I still worry about my device and my life with a device – will I get shocked, how much can I work out, will my lead fracture again? I feel like I have been through a lot in my short 27 years of life: cardiac arrest, multiple shocks (some appropriate, some inappropriate), lead fractures, lead extractions, generator changes, you name it. Each challenge presented a different obstacle to overcome. For me, it hasn’t been an easy road. Now that I work in the medical device industry, I see myself in the patients I treat and care for. The challenges they go through are the same that I continue to deal with. Although this disease and the treatment for the disease (the ICD) will never be over, I will not let it hinder my life. Like most patients with ICD’s I sometimes struggle with anxiety, panic attacks and bouts with depression. My hope is that patients can understand that they are not alone in this struggle. With the Lord’s help, of course, support from family and friends, and the ICD patient community, we can overcome whatever comes our way. I have tried to create a local support group because I know the effect an implanted device can have on an individual's life. I have to remind myself that my device is there to potentially save my life and if I can help other patients understand what living with a device is like, I feel like all that I have gone through is (well, maybe one day will be) worth it! My whole experience has made me better at my job and serving my purpose here on Earth. I want to be an example to others and show patients that the one thing that changed my world 15 years ago is now the one thing I am most passionate about. My passion is to be a positive example that life with heart disease can exist. It is not the end of the road for us. It can be a new beginning. We write our own stories. How will we as caretakers in the device industry help those around us with devices write their story? I am working at a job I love, with people that I adore.

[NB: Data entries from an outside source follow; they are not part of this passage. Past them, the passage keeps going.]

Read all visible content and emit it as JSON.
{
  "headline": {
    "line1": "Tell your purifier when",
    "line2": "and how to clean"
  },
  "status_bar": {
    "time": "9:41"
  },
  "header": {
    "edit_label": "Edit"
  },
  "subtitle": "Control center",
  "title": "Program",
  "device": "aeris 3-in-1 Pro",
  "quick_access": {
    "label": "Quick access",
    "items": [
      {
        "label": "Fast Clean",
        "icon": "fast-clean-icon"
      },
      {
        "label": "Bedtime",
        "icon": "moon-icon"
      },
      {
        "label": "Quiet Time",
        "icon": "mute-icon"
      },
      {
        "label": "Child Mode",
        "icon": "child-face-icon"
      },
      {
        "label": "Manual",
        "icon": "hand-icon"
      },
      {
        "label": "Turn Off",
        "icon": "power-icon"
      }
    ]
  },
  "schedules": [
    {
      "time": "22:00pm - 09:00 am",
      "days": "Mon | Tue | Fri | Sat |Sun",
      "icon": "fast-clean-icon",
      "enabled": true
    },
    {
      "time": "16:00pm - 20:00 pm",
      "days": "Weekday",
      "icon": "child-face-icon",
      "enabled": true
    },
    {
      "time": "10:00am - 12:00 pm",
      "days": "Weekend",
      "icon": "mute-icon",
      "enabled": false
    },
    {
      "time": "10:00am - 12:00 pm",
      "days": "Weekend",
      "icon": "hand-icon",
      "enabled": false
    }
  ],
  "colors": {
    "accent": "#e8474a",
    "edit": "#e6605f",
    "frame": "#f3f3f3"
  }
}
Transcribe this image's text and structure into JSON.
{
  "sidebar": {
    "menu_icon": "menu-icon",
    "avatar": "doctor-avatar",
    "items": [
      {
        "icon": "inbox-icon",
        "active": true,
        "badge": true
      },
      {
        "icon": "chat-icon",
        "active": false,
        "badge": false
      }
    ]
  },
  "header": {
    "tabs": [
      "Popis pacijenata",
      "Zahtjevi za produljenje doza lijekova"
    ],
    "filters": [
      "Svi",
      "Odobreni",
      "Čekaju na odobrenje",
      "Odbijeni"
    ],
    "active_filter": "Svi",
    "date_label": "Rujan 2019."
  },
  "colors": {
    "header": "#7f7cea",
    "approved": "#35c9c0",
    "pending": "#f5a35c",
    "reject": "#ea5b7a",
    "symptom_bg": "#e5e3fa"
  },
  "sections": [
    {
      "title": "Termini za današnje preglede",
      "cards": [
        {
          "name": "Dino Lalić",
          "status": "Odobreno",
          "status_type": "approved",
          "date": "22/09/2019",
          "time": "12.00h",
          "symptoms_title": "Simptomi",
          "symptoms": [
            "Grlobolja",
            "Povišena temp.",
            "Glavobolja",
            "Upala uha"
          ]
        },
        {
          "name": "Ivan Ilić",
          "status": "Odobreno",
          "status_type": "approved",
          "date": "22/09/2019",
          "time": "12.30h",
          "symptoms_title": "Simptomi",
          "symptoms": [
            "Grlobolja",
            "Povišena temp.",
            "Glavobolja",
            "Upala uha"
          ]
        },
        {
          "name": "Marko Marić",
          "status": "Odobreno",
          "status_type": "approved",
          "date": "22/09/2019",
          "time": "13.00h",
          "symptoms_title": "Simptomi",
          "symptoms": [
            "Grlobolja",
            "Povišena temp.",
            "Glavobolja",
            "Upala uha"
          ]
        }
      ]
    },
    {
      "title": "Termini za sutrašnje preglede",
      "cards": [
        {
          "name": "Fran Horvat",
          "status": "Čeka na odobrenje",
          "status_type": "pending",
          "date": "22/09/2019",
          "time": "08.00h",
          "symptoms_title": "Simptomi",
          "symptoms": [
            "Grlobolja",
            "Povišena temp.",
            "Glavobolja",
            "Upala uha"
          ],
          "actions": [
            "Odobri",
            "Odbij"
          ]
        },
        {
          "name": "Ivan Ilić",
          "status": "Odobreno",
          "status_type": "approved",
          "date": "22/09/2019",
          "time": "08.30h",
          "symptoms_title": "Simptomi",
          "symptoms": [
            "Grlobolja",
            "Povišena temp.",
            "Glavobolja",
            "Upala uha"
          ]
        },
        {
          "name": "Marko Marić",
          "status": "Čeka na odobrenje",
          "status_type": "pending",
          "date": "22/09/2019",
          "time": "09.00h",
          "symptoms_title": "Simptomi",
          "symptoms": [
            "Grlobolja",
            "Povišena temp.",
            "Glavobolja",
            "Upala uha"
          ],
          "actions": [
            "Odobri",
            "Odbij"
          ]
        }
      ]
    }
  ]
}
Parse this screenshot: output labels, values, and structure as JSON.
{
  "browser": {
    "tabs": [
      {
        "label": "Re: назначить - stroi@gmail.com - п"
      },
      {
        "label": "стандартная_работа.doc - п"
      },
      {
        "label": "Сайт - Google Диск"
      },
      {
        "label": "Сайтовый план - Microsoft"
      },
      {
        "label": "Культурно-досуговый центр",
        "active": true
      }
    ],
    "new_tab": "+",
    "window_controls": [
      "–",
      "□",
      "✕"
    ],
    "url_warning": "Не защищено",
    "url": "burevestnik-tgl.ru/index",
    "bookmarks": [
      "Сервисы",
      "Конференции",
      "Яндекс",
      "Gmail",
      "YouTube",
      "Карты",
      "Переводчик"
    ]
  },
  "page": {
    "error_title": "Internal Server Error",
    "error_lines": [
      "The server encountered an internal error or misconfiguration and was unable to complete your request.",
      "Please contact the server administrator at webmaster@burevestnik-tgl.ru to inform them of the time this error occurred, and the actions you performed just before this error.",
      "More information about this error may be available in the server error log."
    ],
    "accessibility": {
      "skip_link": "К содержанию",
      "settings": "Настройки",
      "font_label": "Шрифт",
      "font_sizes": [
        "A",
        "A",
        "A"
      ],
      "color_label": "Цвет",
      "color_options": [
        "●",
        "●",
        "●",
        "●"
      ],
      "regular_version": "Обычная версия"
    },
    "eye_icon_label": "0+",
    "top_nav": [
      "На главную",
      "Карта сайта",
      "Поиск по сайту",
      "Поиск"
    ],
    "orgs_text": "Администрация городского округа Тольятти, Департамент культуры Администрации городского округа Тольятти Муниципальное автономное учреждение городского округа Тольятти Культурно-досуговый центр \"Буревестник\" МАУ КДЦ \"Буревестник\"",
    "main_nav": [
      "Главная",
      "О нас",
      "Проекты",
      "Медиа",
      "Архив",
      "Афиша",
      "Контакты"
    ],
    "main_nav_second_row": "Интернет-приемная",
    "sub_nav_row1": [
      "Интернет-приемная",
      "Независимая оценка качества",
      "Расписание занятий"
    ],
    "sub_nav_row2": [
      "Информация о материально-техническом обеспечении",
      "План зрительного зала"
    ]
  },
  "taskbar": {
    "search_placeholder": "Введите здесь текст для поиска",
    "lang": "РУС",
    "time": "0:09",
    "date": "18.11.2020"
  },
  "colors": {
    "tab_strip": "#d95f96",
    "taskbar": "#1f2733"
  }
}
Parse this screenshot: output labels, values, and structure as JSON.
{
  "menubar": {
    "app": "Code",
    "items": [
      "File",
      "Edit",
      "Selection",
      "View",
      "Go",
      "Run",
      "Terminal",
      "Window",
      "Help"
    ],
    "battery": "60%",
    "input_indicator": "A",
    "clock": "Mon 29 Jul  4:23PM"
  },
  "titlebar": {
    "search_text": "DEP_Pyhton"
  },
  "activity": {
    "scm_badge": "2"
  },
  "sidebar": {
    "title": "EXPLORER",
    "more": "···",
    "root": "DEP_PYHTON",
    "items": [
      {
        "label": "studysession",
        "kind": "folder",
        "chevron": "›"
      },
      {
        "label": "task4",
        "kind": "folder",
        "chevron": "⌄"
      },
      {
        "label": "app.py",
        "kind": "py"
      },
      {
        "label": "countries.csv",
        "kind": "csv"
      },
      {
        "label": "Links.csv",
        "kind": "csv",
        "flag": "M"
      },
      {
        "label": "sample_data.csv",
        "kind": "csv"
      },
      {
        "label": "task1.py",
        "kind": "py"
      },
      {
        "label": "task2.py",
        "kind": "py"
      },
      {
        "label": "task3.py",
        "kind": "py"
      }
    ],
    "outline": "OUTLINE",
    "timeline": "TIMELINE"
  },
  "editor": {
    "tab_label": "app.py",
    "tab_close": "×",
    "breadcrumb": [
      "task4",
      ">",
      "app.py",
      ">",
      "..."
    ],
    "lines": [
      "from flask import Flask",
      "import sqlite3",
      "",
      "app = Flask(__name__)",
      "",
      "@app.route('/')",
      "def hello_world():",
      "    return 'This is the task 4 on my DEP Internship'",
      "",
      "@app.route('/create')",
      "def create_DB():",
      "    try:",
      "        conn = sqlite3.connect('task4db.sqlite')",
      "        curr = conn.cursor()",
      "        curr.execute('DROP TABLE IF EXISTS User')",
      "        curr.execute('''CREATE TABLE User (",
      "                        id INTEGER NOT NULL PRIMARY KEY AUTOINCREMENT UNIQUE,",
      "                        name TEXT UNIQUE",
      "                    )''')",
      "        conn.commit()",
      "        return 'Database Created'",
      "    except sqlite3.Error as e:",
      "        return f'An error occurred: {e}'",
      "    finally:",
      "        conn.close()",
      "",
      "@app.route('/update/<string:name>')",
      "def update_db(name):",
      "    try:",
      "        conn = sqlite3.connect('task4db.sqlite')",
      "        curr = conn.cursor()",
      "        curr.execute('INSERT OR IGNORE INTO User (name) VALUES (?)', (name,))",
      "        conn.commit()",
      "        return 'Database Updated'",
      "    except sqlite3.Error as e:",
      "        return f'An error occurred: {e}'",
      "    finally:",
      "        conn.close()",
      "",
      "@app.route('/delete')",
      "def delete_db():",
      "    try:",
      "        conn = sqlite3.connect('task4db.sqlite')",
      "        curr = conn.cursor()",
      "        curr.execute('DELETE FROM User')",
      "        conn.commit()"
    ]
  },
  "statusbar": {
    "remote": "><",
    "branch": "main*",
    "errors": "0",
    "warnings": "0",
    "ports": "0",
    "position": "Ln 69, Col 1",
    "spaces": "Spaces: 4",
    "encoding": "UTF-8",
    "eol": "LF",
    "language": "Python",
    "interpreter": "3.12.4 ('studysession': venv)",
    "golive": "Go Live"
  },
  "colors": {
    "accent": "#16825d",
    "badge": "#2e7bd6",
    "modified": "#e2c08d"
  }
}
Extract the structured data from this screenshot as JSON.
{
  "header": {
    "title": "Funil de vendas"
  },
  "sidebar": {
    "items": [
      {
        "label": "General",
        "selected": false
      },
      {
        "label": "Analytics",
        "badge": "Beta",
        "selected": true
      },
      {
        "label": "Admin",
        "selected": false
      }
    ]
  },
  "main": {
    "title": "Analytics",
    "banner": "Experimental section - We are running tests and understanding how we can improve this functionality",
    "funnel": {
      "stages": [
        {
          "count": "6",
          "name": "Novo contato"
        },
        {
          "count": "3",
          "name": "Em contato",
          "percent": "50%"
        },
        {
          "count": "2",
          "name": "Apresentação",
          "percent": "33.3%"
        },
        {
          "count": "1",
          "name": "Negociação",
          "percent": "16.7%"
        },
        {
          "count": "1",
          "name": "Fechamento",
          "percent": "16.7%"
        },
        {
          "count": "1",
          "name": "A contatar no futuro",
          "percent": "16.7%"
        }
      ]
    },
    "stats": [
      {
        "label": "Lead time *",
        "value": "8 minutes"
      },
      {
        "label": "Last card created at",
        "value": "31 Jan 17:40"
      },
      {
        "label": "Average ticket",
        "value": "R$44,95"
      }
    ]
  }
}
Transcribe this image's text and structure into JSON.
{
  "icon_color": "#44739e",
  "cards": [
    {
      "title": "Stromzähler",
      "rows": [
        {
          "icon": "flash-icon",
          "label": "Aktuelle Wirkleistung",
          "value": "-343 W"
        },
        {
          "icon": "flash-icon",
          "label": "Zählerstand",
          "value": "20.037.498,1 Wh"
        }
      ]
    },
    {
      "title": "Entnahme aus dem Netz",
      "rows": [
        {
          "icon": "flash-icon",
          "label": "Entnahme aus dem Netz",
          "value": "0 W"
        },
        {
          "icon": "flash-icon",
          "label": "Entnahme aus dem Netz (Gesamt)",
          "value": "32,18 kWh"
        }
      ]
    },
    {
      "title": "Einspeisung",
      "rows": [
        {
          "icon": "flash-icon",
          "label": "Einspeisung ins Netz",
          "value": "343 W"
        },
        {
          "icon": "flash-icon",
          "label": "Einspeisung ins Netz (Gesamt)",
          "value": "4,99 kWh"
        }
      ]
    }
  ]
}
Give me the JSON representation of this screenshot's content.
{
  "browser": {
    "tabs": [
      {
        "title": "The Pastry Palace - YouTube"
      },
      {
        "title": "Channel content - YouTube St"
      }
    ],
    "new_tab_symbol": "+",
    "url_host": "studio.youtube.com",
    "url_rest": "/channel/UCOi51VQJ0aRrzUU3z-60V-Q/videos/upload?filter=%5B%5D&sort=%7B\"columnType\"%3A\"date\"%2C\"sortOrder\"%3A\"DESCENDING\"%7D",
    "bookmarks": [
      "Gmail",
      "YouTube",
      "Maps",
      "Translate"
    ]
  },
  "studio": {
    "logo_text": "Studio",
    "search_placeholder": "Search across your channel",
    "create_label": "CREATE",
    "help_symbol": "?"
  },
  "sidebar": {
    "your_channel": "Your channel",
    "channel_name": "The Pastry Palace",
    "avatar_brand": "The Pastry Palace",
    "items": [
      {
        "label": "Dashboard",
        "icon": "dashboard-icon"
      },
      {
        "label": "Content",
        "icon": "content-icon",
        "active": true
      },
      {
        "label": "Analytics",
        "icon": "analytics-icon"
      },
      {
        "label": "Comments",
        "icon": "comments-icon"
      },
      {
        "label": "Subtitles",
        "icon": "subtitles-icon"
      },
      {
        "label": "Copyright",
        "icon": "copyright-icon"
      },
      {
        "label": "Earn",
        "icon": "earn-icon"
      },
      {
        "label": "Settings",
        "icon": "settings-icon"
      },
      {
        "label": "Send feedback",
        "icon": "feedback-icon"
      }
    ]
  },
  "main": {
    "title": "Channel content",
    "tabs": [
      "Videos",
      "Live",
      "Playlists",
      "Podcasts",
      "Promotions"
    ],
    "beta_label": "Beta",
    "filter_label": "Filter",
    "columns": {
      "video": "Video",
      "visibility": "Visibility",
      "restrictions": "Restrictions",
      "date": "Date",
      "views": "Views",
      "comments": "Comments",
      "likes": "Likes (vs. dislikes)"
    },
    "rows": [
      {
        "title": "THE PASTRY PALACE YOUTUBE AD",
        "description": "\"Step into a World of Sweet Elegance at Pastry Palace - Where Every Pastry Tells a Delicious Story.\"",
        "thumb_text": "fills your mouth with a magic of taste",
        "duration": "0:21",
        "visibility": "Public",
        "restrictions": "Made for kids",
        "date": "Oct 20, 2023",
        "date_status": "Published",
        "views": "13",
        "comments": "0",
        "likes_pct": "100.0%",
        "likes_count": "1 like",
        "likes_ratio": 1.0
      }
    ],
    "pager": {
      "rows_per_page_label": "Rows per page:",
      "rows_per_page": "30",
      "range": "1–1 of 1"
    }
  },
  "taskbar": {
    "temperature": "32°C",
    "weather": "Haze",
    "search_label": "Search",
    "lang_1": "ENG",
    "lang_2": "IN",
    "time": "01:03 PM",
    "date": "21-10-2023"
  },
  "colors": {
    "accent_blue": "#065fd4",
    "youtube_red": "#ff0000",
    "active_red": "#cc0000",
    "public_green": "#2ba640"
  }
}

I realize how blessed and fortunate I am but sometimes it still seems surreal what happened to me on that day – like it is someone else’s story.